--- Exercise details ---
Gather every line of the entries that includes the word "initials".

--- The records ---
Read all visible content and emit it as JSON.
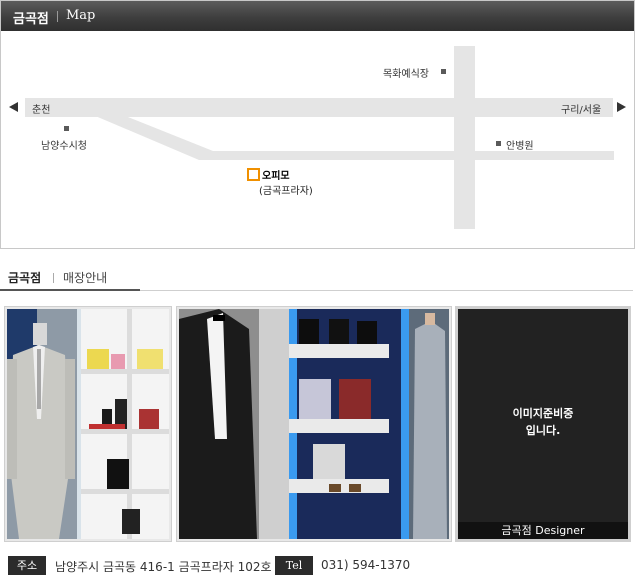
{
  "map": {
    "title": "금곡점",
    "subtitle": "Map",
    "labels": {
      "left_city": "춘천",
      "right_city": "구리/서울",
      "wedding_hall": "목화예식장",
      "city_hall": "남양수시청",
      "clinic": "안병원"
    },
    "marker": {
      "name": "오피모",
      "building": "(금곡프라자)",
      "accent_color": "#f09000"
    }
  },
  "store": {
    "tab_title": "금곡점",
    "tab_subtitle": "매장안내",
    "placeholder_message_line1": "이미지준비중",
    "placeholder_message_line2": "입니다.",
    "placeholder_caption": "금곡점 Designer"
  },
  "footer": {
    "address_label": "주소",
    "address": "남양주시 금곡동 416-1 금곡프라자 102호",
    "tel_label": "Tel",
    "tel": "031) 594-1370"
  },
  "icons": {
    "left_arrow": "left-arrow-icon",
    "right_arrow": "right-arrow-icon"
  }
}
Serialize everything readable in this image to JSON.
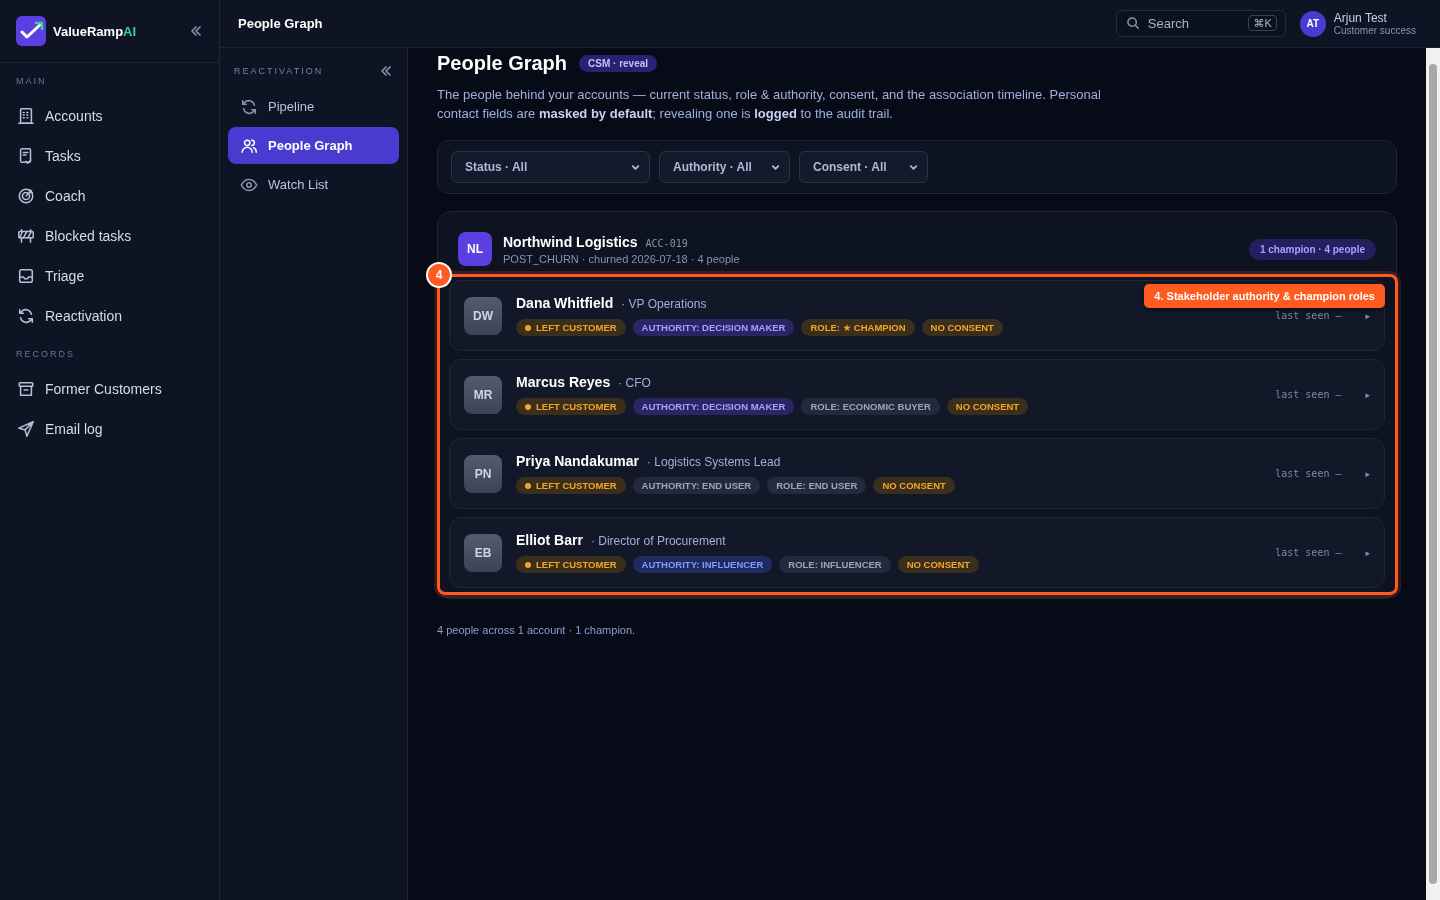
{
  "brand": {
    "name": "ValueRamp",
    "suffix": "AI"
  },
  "sidebar": {
    "sections": [
      {
        "title": "MAIN",
        "items": [
          {
            "label": "Accounts",
            "selected": false
          },
          {
            "label": "Tasks",
            "selected": false
          },
          {
            "label": "Coach",
            "selected": false
          },
          {
            "label": "Blocked tasks",
            "selected": false
          },
          {
            "label": "Triage",
            "selected": false
          },
          {
            "label": "Reactivation",
            "selected": false
          }
        ]
      },
      {
        "title": "RECORDS",
        "items": [
          {
            "label": "Former Customers",
            "selected": false
          },
          {
            "label": "Email log",
            "selected": false
          }
        ]
      }
    ]
  },
  "topbar": {
    "title": "People Graph",
    "search": {
      "placeholder": "Search",
      "shortcut": "⌘K"
    },
    "user": {
      "initials": "AT",
      "name": "Arjun Test",
      "role": "Customer success"
    }
  },
  "subnav": {
    "title": "REACTIVATION",
    "items": [
      {
        "label": "Pipeline",
        "selected": false
      },
      {
        "label": "People Graph",
        "selected": true
      },
      {
        "label": "Watch List",
        "selected": false
      }
    ]
  },
  "page": {
    "title": "People Graph",
    "badge": "CSM · reveal",
    "description": "The people behind your accounts — current status, role & authority, consent, and the association timeline. Personal contact fields are **masked by default**; revealing one is **logged** to the audit trail."
  },
  "filters": [
    {
      "value": "Status · All"
    },
    {
      "value": "Authority · All"
    },
    {
      "value": "Consent · All"
    }
  ],
  "account": {
    "initials": "NL",
    "name": "Northwind Logistics",
    "id": "ACC-019",
    "meta": "POST_CHURN · churned 2026-07-18 · 4 people",
    "summary": "1 champion · 4 people",
    "people": [
      {
        "initials": "DW",
        "name": "Dana Whitfield",
        "title": "· VP Operations",
        "last_seen": "last seen —",
        "arrow": "▸",
        "tags": [
          {
            "text": "LEFT CUSTOMER",
            "kind": "status"
          },
          {
            "text": "AUTHORITY: DECISION MAKER",
            "kind": "accent"
          },
          {
            "text": "ROLE: ★ CHAMPION",
            "kind": "warn"
          },
          {
            "text": "NO CONSENT",
            "kind": "warn"
          }
        ]
      },
      {
        "initials": "MR",
        "name": "Marcus Reyes",
        "title": "· CFO",
        "last_seen": "last seen —",
        "arrow": "▸",
        "tags": [
          {
            "text": "LEFT CUSTOMER",
            "kind": "status"
          },
          {
            "text": "AUTHORITY: DECISION MAKER",
            "kind": "accent"
          },
          {
            "text": "ROLE: ECONOMIC BUYER",
            "kind": "muted"
          },
          {
            "text": "NO CONSENT",
            "kind": "warn"
          }
        ]
      },
      {
        "initials": "PN",
        "name": "Priya Nandakumar",
        "title": "· Logistics Systems Lead",
        "last_seen": "last seen —",
        "arrow": "▸",
        "tags": [
          {
            "text": "LEFT CUSTOMER",
            "kind": "status"
          },
          {
            "text": "AUTHORITY: END USER",
            "kind": "muted"
          },
          {
            "text": "ROLE: END USER",
            "kind": "muted"
          },
          {
            "text": "NO CONSENT",
            "kind": "warn"
          }
        ]
      },
      {
        "initials": "EB",
        "name": "Elliot Barr",
        "title": "· Director of Procurement",
        "last_seen": "last seen —",
        "arrow": "▸",
        "tags": [
          {
            "text": "LEFT CUSTOMER",
            "kind": "status"
          },
          {
            "text": "AUTHORITY: INFLUENCER",
            "kind": "info"
          },
          {
            "text": "ROLE: INFLUENCER",
            "kind": "muted"
          },
          {
            "text": "NO CONSENT",
            "kind": "warn"
          }
        ]
      }
    ]
  },
  "annotation": {
    "number": "4",
    "label": "4. Stakeholder authority & champion roles"
  },
  "footer": "4 people across 1 account · 1 champion."
}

--- Response to the exercise ---
      "initials": "AT",
    "initials": "NL",
        "initials": "DW",
        "initials": "MR",
        "initials": "PN",
        "initials": "EB",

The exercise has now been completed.